Earlier only Rs. 100/- notes were allowed in Bhutan but recently Reserve Bank of India has relaxed guidelines and even Rs. 1000/- and Rs. 500/- notes are allowed. We were told that establishments in Thimphu and Paro and accept credit cards but as we go further into the country and small towns, it is better to carry cash. So the decision to allow Rs. 1000/- and Rs. 500/- denomination notes were definitely a helpful one. One needs to be careful though, only maximum Rs. 25,000/- are allowed to be exported to Bhutan in cash.
Car Chargers
In these times of electronic gadgets, carry sufficient charging power in your car. Most cars have a single charging socket with a  10-20A fuse. Understand the rating of your car's fuse. You don't want to have a blown fiuse while on a long drive. Carry a car charger USB splitter, Also understand, if you are using mobile phones for navigation, most car chargers would't not be able to charge the phone with the same speed as the phone is consuming the battery. So over a period of a day, your phone still may discharge. Switch off navigation when you know for sure that you have to follow a road for next couple of hours. If don't want to switch off navigation, atleast switchoff the screen,
A long segment of our drive was to reach Bhutan. In most cases it is not known how much distance one can cover. That is where the good people at HVK Central Hotel Desk came to help.
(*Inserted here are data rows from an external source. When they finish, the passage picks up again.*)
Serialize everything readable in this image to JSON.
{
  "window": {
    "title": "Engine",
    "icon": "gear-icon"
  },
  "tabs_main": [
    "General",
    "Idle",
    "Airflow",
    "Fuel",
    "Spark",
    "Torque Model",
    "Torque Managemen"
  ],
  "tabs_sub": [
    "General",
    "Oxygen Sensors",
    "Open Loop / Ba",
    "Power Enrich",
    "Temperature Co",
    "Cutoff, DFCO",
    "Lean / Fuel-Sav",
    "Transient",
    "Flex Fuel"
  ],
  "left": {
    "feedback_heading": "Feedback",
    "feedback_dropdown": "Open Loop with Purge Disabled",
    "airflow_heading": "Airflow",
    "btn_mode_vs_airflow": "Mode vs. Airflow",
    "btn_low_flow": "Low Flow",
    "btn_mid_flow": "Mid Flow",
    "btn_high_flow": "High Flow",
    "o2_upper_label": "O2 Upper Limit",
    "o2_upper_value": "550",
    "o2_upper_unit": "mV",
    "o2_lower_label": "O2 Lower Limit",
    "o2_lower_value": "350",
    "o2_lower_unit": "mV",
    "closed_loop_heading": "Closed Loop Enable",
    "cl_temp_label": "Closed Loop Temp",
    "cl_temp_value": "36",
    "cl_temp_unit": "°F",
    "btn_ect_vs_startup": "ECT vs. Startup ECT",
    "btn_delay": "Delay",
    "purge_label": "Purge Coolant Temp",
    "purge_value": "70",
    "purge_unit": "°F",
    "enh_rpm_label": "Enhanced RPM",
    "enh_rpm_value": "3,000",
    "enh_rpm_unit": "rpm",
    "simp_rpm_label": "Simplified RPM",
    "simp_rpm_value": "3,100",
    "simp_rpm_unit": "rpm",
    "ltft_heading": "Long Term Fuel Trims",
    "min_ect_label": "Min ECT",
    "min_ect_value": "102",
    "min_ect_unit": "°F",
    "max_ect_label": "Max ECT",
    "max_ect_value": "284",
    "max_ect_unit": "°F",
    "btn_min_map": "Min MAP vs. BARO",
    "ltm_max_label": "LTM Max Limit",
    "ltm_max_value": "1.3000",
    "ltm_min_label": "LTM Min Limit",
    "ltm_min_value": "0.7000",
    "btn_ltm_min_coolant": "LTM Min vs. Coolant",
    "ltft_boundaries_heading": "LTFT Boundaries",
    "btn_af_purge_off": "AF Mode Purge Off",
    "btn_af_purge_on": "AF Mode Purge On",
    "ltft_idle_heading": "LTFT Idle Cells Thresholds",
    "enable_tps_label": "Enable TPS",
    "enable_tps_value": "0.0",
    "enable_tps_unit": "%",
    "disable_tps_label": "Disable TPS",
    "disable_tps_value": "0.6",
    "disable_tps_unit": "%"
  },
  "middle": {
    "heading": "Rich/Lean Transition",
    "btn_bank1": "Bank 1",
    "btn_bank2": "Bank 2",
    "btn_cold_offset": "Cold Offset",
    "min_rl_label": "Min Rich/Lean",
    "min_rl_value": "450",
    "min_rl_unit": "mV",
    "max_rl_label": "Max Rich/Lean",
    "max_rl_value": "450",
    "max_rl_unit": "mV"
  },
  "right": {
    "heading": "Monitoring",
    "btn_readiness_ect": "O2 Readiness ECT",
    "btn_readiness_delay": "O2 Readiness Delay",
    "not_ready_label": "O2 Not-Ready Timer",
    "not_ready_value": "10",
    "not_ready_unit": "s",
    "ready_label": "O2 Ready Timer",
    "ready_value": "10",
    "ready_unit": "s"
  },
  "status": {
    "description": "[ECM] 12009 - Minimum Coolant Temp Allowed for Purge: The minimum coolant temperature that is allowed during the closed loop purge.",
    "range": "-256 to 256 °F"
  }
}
They can remain in touch with you and then provide you a hotel in a nearby city when you are ready to call it a night. I used there services in quite a few places and I would say it was comfortable knowing that they are there to provide backup.
Carry cash for your requirements. Many times hotels that claim they accept credit cards, may say their machine is down or network is down. Always have cash as the backup. Even though I had heard that Indian ATM cards work, in  most places my ATM cards from SBI, HDFC Bank, Citibank were rejected. I had to withdraw cash on my credit card. Of course that has higher financing charges.
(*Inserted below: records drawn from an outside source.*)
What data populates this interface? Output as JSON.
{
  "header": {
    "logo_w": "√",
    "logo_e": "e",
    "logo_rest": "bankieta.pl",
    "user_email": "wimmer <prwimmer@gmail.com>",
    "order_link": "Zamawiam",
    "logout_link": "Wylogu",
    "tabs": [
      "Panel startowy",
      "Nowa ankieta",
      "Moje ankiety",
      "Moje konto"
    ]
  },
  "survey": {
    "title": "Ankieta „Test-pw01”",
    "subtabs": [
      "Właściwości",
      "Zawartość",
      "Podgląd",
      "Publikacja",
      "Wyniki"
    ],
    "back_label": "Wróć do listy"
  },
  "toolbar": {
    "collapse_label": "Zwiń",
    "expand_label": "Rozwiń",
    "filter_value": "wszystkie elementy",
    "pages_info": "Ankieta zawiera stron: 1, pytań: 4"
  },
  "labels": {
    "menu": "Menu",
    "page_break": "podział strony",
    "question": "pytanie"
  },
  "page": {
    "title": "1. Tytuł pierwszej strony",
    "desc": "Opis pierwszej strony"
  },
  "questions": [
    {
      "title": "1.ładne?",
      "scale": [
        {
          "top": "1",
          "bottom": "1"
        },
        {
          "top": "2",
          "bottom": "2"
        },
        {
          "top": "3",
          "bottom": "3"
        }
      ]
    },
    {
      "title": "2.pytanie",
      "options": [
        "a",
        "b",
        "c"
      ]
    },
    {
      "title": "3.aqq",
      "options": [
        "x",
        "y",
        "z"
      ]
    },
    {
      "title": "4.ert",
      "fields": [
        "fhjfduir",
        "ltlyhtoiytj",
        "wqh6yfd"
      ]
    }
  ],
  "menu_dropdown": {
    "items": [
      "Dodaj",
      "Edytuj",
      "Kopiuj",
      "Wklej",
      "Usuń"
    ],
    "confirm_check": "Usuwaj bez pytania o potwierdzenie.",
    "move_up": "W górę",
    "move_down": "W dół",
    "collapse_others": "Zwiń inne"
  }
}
Early to rise
One thing that I have realized driving across India is that the best solutiion to making good progress during the day is to start up early. Most cities in India are full of traffic blocks and it is best to get started before 5 AM. In many cases, particularly when one is driving with family consisting of kids, we go early to bed.
Don't wait for the fuel to get over. I always start looking for a petrol statiion as soon as my fuel tank starts going below halfway mark. Many towns run out of fuel and it is a better idea not to reach a state where one has to scramble for fuel.

No comments:

Post a Comment